Written by Miriya Huie, University of California - San Diego, College Contact Counselor
Welcome, all aspiring UC students! Whether you’re a Californian questing after high-quality public education or an out-of-stater whose eye was caught by sunny locales, the UC application is something you’ll have to tackle if you want to gain admission to any of the nine University of California campuses.
The UC campuses include UC Berkeley, Davis, Irvine, Los Angeles, Merced, Riverside, Santa Barbara, Santa Cruz, and San Diego. The UCs have their own application, which runs through its website, has its due date, and of course, gives its essay prompts.
The UC’s essay prompts are called Personal Insight Questions. There are 8 prompts, and applying students have to answer 4 of them.
Figuring out which prompts to answer and how to answer them is often the most difficult part of any UC application. With the UCs going test-blind since the pandemic, the essays feel more important than ever.
Don’t worry, though! Once we break down the questions, you’ll see that they’re not as foreign as they may appear.
Breaking It Down
While Common App essay prompts tend to focus on the thoughts and feelings of the applying student, UC essay prompts tend to ask the student about the external things that have impacted their lives. Don’t let this fool you – they’re still looking to hear about you and why you’re the best applicant for their school.
Given that you have to choose half of the eight prompts, it can be a bit difficult to figure out which ones suit your story best. The best way to handle this is to break them down into three categories: community, academic, and personal.
Community essays focus on how you contribute to a group that you’re a part of, whether it be a Girl Scout troop, your workplace environment, or even your family. Prompts 1 and 7 are the best fit for this type of essay, but based on your experiences, you may find success using 3, 4, 5, or 6 as well.
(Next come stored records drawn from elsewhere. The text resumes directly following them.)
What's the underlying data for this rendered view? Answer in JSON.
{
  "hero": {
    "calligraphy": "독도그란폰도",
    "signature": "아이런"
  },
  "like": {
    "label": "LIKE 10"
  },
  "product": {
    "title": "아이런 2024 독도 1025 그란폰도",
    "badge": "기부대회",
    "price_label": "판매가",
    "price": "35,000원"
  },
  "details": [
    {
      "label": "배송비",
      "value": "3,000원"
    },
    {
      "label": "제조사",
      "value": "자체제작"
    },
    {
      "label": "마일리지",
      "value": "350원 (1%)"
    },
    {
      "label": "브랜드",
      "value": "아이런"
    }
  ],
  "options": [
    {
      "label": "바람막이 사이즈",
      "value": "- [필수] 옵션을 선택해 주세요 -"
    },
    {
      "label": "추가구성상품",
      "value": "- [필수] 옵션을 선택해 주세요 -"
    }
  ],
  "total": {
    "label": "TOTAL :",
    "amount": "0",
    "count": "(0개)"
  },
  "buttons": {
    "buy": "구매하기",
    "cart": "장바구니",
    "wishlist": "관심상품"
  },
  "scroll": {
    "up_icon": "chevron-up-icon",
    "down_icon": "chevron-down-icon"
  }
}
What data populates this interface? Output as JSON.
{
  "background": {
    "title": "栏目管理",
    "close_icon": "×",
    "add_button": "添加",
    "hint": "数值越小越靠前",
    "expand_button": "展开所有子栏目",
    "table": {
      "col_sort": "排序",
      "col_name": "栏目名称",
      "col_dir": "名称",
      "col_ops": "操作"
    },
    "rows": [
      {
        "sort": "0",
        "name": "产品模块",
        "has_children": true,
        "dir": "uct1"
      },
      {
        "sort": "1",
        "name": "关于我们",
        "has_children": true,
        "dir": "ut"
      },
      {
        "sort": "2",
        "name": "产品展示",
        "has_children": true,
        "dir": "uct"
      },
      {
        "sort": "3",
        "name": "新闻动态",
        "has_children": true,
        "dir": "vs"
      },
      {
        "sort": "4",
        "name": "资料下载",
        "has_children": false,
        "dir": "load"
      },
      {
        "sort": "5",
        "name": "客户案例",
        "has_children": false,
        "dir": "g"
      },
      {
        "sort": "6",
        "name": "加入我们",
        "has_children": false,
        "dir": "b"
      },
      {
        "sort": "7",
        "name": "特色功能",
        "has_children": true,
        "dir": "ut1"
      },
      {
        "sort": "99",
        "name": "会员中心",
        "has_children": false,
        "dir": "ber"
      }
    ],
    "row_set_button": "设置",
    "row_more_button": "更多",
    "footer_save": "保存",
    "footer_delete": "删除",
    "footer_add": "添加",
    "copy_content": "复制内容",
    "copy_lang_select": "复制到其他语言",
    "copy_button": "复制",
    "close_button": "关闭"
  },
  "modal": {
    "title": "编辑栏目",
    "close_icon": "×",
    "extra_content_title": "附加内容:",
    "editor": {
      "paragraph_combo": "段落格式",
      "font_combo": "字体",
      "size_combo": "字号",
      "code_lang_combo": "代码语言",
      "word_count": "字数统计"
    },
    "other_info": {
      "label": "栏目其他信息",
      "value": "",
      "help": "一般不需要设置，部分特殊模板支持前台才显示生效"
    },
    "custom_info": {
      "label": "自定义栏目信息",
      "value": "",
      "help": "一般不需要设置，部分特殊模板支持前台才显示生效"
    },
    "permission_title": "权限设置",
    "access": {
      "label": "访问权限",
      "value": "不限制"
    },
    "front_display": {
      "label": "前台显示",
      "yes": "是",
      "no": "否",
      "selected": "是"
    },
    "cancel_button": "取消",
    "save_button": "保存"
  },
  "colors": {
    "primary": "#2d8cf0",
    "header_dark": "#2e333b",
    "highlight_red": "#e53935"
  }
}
Academic essays focus on school subjects you’re passionate about and frequently tie into the major you’re applying to. This can be about school programs or an academic subject you’ve explored off campus. Prompts 4 and 6 are designed for this type of essay, but 3 and 5 can be good choices as well.
Personal essays look at who you, specifically, are. They want to hear about your lovingly made scrapbook or your affinity for packing items into the car trunk perfectly. Whatever it is, it should be something undeniably about you. Prompts 2 and 3 work well for this kind of essay, though this is a great place to use 8, which is the wildcard prompt.
I recommend figuring out which of the three categories is your strongest area. Then, write two from your strongest category and one from each of your weaker categories. It’ll help give a complete picture of who you are while still giving you a chance to highlight your strongest points.
Writing Your Essays
Think about the various roles you’ve played and the things you’ve accomplished in your life. What makes you unique and separates you from the other people in your class? Figure out what about you might surprise the person on the other side of the essay.
From there, the only thing you can really do is write. Your voice is what needs to shine through most, so more than anything else, make sure you’re being yourself.
That being said, if you’re looking for help figuring out what exactly to say, College Contact can help! I’m currently attending UC San Diego as a writing major and have spent a lot of time working through the UC application. I’d love to help you, so if you’re still feeling a little lost, you can always book a meeting to discuss the application process further.